Responsibilities of a Guarantor
A guarantor is not only responsible for the rent, they are generally guaranteeing ALL the responsibilities of the tenant, i.e. paying the utility bills, looking after the property, and leaving it in good condition when the tenant leaves.
What some Guarantors don’t realise is that they are responsible for the WHOLE of the rent (and bills, etc) if the tenant doesn’t pay, not just their own son/daughter/niece, etc. With Assured Shorthold Tenancies (excluding individual student lets) tenants are “jointly and severally liable” – this means that, with a joint tenancy for example, if the Guarantor’s relative decides to move out mid-tenancy, the Guarantor continues to remain responsible for the whole amount of rent, etc, if the remaining occupier doesn’t pay.
This is why a Guarantor should also be fully referenced, to ensure they have a good credit history and can meet their financial commitments if they need to be called upon.
Does a Guarantor sign the Tenancy Agreement?
A Guarantor should ideally be named on the Tenancy Agreement itself, and be added as a signatory in addition to the named tenant(s), OR sign a separate Guarantor Agreement, outlining their full responsibilities.

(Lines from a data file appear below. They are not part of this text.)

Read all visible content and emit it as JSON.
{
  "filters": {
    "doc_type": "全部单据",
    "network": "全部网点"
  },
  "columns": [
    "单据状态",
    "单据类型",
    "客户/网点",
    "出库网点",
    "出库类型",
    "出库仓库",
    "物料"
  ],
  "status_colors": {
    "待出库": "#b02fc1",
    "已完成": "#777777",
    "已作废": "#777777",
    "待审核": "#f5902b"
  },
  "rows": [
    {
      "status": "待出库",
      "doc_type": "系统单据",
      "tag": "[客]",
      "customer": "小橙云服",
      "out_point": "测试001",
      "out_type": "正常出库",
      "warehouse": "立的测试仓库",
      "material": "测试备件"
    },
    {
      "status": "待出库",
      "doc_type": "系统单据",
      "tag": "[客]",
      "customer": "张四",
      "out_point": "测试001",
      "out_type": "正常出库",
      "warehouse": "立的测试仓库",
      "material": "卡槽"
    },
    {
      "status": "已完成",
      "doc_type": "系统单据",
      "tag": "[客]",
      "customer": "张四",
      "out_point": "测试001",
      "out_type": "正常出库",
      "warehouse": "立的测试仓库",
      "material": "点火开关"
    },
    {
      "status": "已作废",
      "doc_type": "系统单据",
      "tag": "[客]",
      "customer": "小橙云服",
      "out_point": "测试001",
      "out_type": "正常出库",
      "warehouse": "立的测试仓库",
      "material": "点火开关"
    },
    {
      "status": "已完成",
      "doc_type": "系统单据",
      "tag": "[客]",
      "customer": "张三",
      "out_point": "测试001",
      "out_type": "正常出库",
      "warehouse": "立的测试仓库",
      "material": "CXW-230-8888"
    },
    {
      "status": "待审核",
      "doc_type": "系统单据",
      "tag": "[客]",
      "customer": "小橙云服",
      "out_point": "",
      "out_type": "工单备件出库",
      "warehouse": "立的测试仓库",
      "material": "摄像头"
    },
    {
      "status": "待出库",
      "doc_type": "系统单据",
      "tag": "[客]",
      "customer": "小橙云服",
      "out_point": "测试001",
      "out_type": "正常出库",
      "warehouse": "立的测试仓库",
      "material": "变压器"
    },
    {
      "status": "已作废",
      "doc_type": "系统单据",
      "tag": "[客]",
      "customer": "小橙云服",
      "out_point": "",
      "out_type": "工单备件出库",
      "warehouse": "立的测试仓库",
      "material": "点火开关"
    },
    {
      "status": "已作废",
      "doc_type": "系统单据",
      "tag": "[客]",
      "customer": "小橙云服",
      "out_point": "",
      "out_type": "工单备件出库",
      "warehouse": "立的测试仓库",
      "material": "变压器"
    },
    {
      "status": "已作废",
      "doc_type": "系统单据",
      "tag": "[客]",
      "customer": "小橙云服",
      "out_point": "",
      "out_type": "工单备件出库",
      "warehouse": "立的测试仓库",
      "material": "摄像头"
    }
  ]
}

Either way, the Guarantor is legally bound to their responsibilities, and the decision to act as a Guarantor should not be taken lightly.
How long is a Guarantor liable for?
A Guarantor is liable for the term of the tenancy, and any extension thereafter. Their liabilities don’t just automatically finish at the end of the fixed term unless otherwise agreed by all parties, they are legally bound until either the landlord or tenant(s) surrender the tenancy.
Does Rent Guarantee Insurance fulfil the same requirements?
Rent Guarantee Insurance is always recommended for every tenancy, as unforeseen circumstances can change. However, it ONLY covers the loss of rent in the event that the tenant does not pay. Furthermore, Rent Guarantee Insurance will only usually be offered if the applicants pass all credit searches and references; so a Guarantor may also be a pre-requisite of the insurance policy in some cases.
In conclusion, for Landlords, Guarantors can provide additional security with tenants whose circumstances do not fully meet the requirements. However, a commitment to become a Guarantor should not be taken lightly.
For any tenancy advice, please contact me at firstname.lastname@example.org